Comcast did reach out to me following publication of this video to say they will be working to fix the problem. I’ll let you know when that happens.

When Your Business Literally Hangs by a Few Threads

I’ve long been a critic of my local utility monopolies because they’ve put their own profits ahead of doing right by customers and taxpayers. Last night was another example of this.

The top of a utility pole owned by electric monopoly Eversource caught fire around 6:00 p.m. due to their lack of attention and maintenance to their infrastructure. The pole was replaced sometime overnight but the communications cables were still attached to the old pole.

Eversource’s solution was to cut the top and bottom off the old pole and tie it with a rope to the new one. I kid you not. The communications backhaul for me and thousands of Comcast and Frontier customers literally hangs by a few threads.

Eversource owns the pole so they won’t reattach the communications cables. Comcast and Frontier outsource most of their fiber optic line work to contractors and lack the staff to actually deal with it in a timely manner. And they can conveniently point to Eversource as being uncooperative. Who knows if Eversource even tried to coordinate with Comcast and Frontier that evening to get the pole fixed correctly?

Part of the problem is that none of these companies shoulder any responsibility. It’s so much easier to pass the buck – their mutual customers be damned.

And this pole is not alone in my neighborhood.. Five poles down and this is what you’ll see:

It’s been strapped together like this for at least a year or two. The power company added a second pole for power but nobody ever took the communications cables off the old one. Frontier was even coming through here running fiber and left everything on the old pole.

The kicker here is that these monopolies are granted access to public and private property to run the wires that they profit from. In fact I have utility pole on my property and wires running underneath my driveway that go to other homes with a right of way they can use for free in perpetuity.
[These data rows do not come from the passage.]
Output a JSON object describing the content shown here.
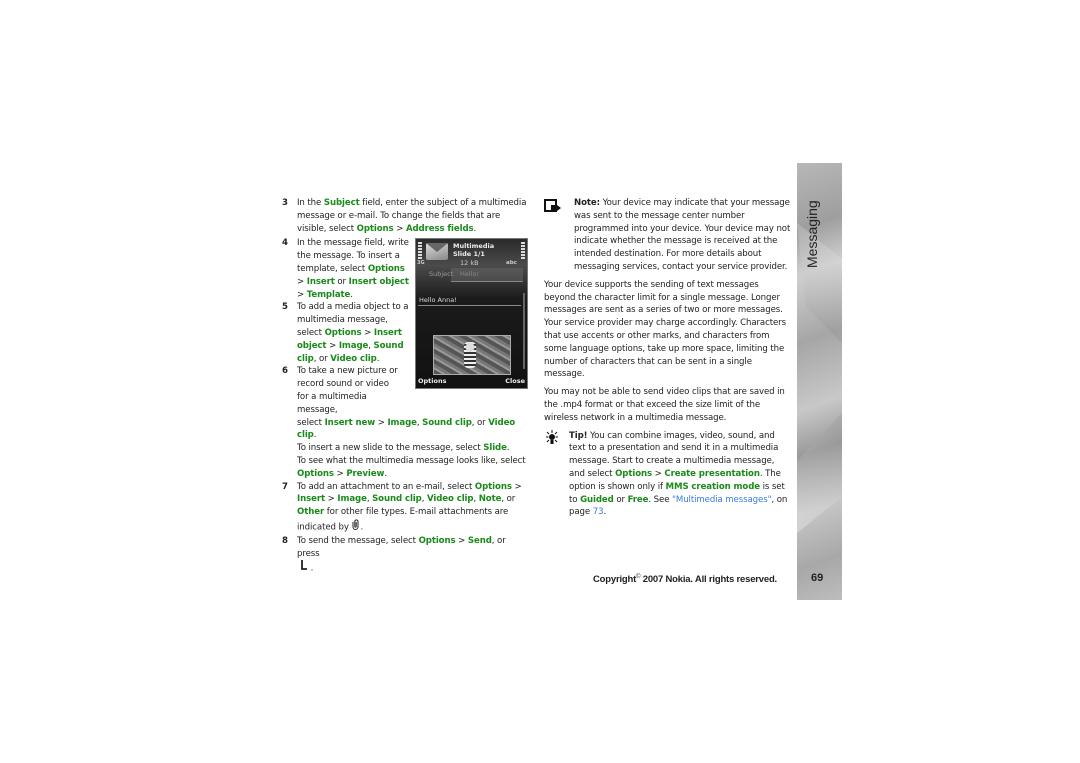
{
  "section": {
    "title": "Messaging",
    "page_number": "69"
  },
  "footer": {
    "copyright_prefix": "Copyright",
    "copyright_symbol": "©",
    "copyright_text": "2007 Nokia. All rights reserved."
  },
  "left_column": {
    "step3": {
      "num": "3",
      "t1": "In the ",
      "k1": "Subject",
      "t2": " field, enter the subject of a multimedia message or e-mail. To change the fields that are visible, select ",
      "k2": "Options",
      "sep": " > ",
      "k3": "Address fields",
      "end": "."
    },
    "step4": {
      "num": "4",
      "t1": "In the message field, write the message. To insert a template, select ",
      "k1": "Options",
      "sep1": " > ",
      "k2": "Insert",
      "or": " or ",
      "k3": "Insert object",
      "sep2": " > ",
      "k4": "Template",
      "end": "."
    },
    "step5": {
      "num": "5",
      "t1": "To add a media object to a multimedia message, select ",
      "k1": "Options",
      "sep1": " > ",
      "k2": "Insert object",
      "sep2": " > ",
      "k3": "Image",
      "comma": ", ",
      "k4": "Sound clip",
      "or": ", or ",
      "k5": "Video clip",
      "end": "."
    },
    "step6": {
      "num": "6",
      "t1": "To take a new picture or record sound or video for a multimedia message,",
      "t2": "select ",
      "k1": "Insert new",
      "sep1": " > ",
      "k2": "Image",
      "comma": ", ",
      "k3": "Sound clip",
      "or": ", or ",
      "k4": "Video clip",
      "end": ".",
      "t3": "To insert a new slide to the message, select ",
      "k5": "Slide",
      "end2": ".",
      "t4": "To see what the multimedia message looks like, select ",
      "k6": "Options",
      "sep2": " > ",
      "k7": "Preview",
      "end3": "."
    },
    "step7": {
      "num": "7",
      "t1": "To add an attachment to an e-mail, select ",
      "k1": "Options",
      "sep1": " > ",
      "k2": "Insert",
      "sep2": " > ",
      "k3": "Image",
      "c1": ", ",
      "k4": "Sound clip",
      "c2": ", ",
      "k5": "Video clip",
      "c3": ", ",
      "k6": "Note",
      "or": ", or ",
      "k7": "Other",
      "t2": " for other file types. E-mail attachments are indicated by ",
      "icon": "paperclip-icon",
      "end": "."
    },
    "step8": {
      "num": "8",
      "t1": "To send the message, select ",
      "k1": "Options",
      "sep": " > ",
      "k2": "Send",
      "t2": ", or press ",
      "icon": "call-key-icon",
      "end": "."
    }
  },
  "phone_screen": {
    "title": "Multimedia",
    "slide": "Slide 1/1",
    "size": "12 kB",
    "network": "3G",
    "input_mode": "abc",
    "subject_label": "Subject",
    "subject_value": "Hello!",
    "message_text": "Hello Anna!",
    "left_softkey": "Options",
    "right_softkey": "Close"
  },
  "right_column": {
    "note": {
      "label": "Note:",
      "text": " Your device may indicate that your message was sent to the message center number programmed into your device. Your device may not indicate whether the message is received at the intended destination. For more details about messaging services, contact your service provider."
    },
    "para1": "Your device supports the sending of text messages beyond the character limit for a single message. Longer messages are sent as a series of two or more messages. Your service provider may charge accordingly. Characters that use accents or other marks, and characters from some language options, take up more space, limiting the number of characters that can be sent in a single message.",
    "para2": "You may not be able to send video clips that are saved in the .mp4 format or that exceed the size limit of the wireless network in a multimedia message.",
    "tip": {
      "label": "Tip!",
      "t1": " You can combine images, video, sound, and text to a presentation and send it in a multimedia message. Start to create a multimedia message, and select ",
      "k1": "Options",
      "sep": " > ",
      "k2": "Create presentation",
      "t2": ". The option is shown only if ",
      "k3": "MMS creation mode",
      "t3": " is set to ",
      "k4": "Guided",
      "or": " or ",
      "k5": "Free",
      "t4": ". See ",
      "link": "\"Multimedia messages\"",
      "t5": ", on page ",
      "page": "73",
      "end": "."
    }
  },
  "colors": {
    "keyword_green": "#1a8a1a",
    "link_blue": "#3a7be0",
    "sidebar_gray": "#b5b5b5"
  }
}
It’s time these companies put the needs of their ratepayers first and fix this mess. Enough of the finger pointing. For more on why Eversource is the worst company ever see my analysis piece here: